----- DATA SHOWN
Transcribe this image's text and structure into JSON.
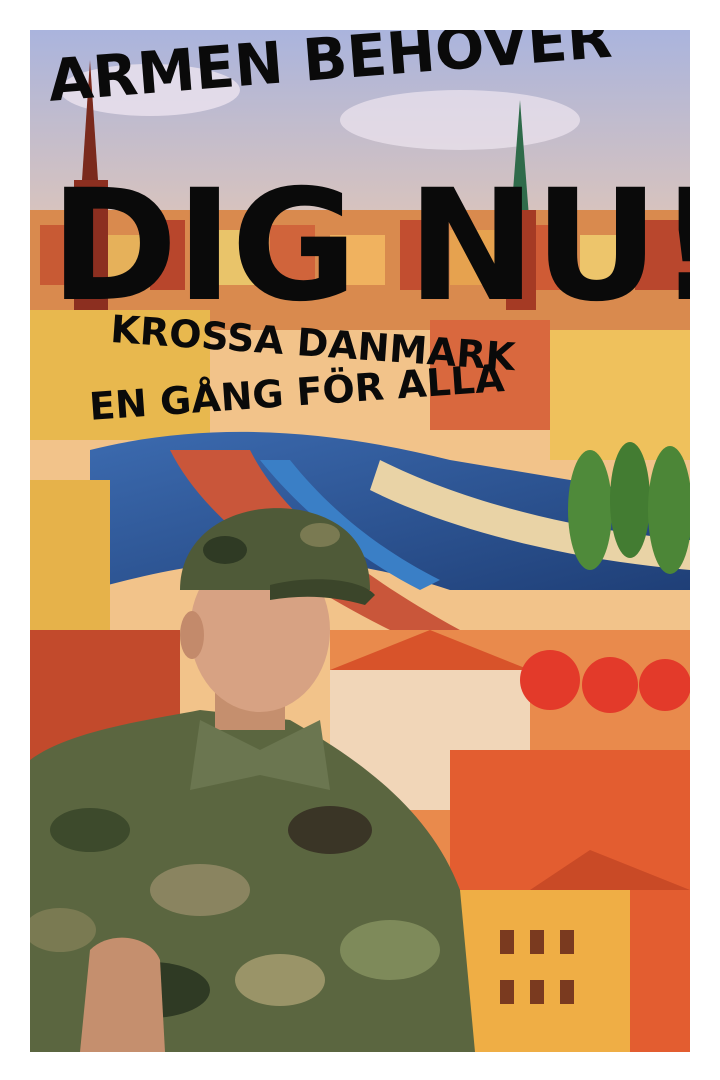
{
  "poster": {
    "headline_top": "ARMEN BEHÖVER",
    "headline_main": "DIG NU!",
    "subline_1": "KROSSA DANMARK",
    "subline_2": "EN GÅNG FÖR ALLA"
  },
  "colors": {
    "text": "#0a0a0a",
    "sky": "#b9a7d6",
    "water": "#2a4f8f",
    "roofs": "#d8532a",
    "camo_green": "#5b6640"
  }
}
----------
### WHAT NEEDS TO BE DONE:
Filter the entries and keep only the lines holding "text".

### THE ANSWER:
Transcribe this image's text and structure into JSON.
    "text": "#0a0a0a",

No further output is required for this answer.